Learning a foreign language is a never-ending process. You need constant practice to keep up your skills and knowledge. The same is true for translating skills: to learn Spanish translation is to learn all your life.
And it is not only about keeping up your skills. New words and terminology appear that you may need to learn. You may get into new subject areas to expand your arsenal or, on the contrary, study a more specialized niche.
If you want to become a Spanish translator or interpreter, be ready to become a life-long learner. But do not be discouraged – it is not just necessary or useful, it is also a great deal of fun!
Additional Tips to Become a Great Translator
- Go to live, work or study in a Spanish-speaking country: On the one hand, you can learn Spanish translation without ever setting foot in Spain or Latin America. On the other hand, living in a Spanish-speaking country can provide you with the level of language immersion and experience which even the best school cannot imitate.
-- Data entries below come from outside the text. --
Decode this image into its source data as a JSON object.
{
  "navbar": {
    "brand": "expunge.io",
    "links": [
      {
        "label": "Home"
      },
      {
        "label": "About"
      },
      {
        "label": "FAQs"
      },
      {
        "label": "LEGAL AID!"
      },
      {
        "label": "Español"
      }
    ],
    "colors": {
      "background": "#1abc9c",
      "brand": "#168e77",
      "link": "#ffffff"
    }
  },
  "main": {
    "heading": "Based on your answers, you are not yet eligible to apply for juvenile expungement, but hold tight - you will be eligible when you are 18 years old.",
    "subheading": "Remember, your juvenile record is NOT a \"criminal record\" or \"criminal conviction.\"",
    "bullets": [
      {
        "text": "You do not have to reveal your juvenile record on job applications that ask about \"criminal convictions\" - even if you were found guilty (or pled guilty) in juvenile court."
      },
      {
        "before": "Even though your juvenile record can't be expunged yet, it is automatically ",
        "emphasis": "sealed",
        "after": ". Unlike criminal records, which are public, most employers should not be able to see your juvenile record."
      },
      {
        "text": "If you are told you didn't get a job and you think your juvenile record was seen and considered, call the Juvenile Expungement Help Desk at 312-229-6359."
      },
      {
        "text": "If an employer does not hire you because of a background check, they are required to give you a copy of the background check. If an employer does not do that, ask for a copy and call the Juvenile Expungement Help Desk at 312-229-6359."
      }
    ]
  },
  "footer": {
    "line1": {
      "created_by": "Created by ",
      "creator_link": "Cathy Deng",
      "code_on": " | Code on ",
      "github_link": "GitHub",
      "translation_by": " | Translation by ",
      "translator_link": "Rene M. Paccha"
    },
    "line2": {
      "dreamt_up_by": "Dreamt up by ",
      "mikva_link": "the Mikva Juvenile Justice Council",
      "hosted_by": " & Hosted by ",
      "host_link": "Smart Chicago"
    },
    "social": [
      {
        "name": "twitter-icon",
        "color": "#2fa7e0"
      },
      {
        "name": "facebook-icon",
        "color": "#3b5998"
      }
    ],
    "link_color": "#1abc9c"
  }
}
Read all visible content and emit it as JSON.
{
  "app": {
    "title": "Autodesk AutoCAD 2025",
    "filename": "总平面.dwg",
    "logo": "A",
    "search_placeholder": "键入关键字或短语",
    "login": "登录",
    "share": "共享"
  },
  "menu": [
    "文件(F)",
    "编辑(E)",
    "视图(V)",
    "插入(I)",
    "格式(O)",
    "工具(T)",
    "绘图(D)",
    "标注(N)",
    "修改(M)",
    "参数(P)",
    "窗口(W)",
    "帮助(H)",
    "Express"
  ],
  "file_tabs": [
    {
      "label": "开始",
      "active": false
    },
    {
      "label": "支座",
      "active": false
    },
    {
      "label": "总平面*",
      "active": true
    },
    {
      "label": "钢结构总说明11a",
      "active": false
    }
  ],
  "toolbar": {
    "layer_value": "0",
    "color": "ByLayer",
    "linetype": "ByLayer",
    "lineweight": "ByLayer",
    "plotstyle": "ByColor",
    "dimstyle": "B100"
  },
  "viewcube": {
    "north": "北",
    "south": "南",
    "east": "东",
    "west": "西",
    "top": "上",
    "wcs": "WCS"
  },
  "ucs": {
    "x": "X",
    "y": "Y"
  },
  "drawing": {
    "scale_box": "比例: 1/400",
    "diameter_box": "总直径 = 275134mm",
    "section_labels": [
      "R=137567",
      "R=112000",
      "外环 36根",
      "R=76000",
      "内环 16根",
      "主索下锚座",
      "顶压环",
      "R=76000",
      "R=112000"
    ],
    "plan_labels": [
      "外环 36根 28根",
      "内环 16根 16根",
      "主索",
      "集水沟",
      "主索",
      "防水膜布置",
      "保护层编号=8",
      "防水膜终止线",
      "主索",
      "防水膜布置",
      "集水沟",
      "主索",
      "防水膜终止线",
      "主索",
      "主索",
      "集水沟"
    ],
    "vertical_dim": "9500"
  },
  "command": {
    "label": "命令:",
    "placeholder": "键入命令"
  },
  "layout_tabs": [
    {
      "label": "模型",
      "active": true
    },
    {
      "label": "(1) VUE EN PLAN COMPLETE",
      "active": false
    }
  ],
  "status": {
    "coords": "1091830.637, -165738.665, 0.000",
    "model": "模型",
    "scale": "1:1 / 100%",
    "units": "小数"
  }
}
- Immerse yourself in the language: You can immerse yourself into Spanish without even leaving your apartment. Watch YouTube channels in Spanish, read the news and listen to the radio in Spanish, read books in Spanish – you get the idea.
- Try working freelance: There are a ton of translating jobs available on various freelance websites. As a beginner translator, you can take up smaller and simpler ones to build your confidence and gain experience. You may have to accept lower prices at the beginning, but growing as a professional may be worth it.
- For written translations, try out Computer Aided Translation (CAT) tools: they help you out with recurring vocabulary, multi-document projects and overall make the translation process faster and smoother.
- Develop a strong work ethic: To build and keep up your reputation, consistently provide high-quality work and stick to deadlines. You may be surprised, but this alone will set you aside from some of the people who work as translators.
- Maintain and develop your computer skills: Most translators nowadays do their work electronically. The computer is your tool and you need to know it well to do your job well.
- Be flexible and patient: You are likely to work with a variety of clients with demands that are challenging and not always reasonable. Be prepared for that, but also remember that it is OK to say no if the client is being unreasonable.
- Read, both in your native language and Spanish: Reading is a great way to maintain and develop literacy and writing style.
- Always do your research: New topic, unfamiliar words, tricky expressions – time to hit Google, Wikipedia, or maybe even a library!
OmegaT, free computer aided translation tool http://omegat.org/en/
Smartcat, another free computer aided translation tool https://www.smartcat.ai/
A translator’s blog with funny pictures, interesting stories, and useful advice https://translationmusings.com/
The Translator Training Textbook https://amzn.to/2S4CF3i
One of the biggest freelance websites https://www.upwork.com
Interview with the freelance translator Irene Cudich on how to start in translating https://youtu.be/9Ogqi5lGOVw
Some practical tips on translating a text https://atasavvynewcomer.org/2013/09/03/ten-tips-for-translators/
50 tips for translators https://anglocom.com/en/50-essential-tips-for-translators/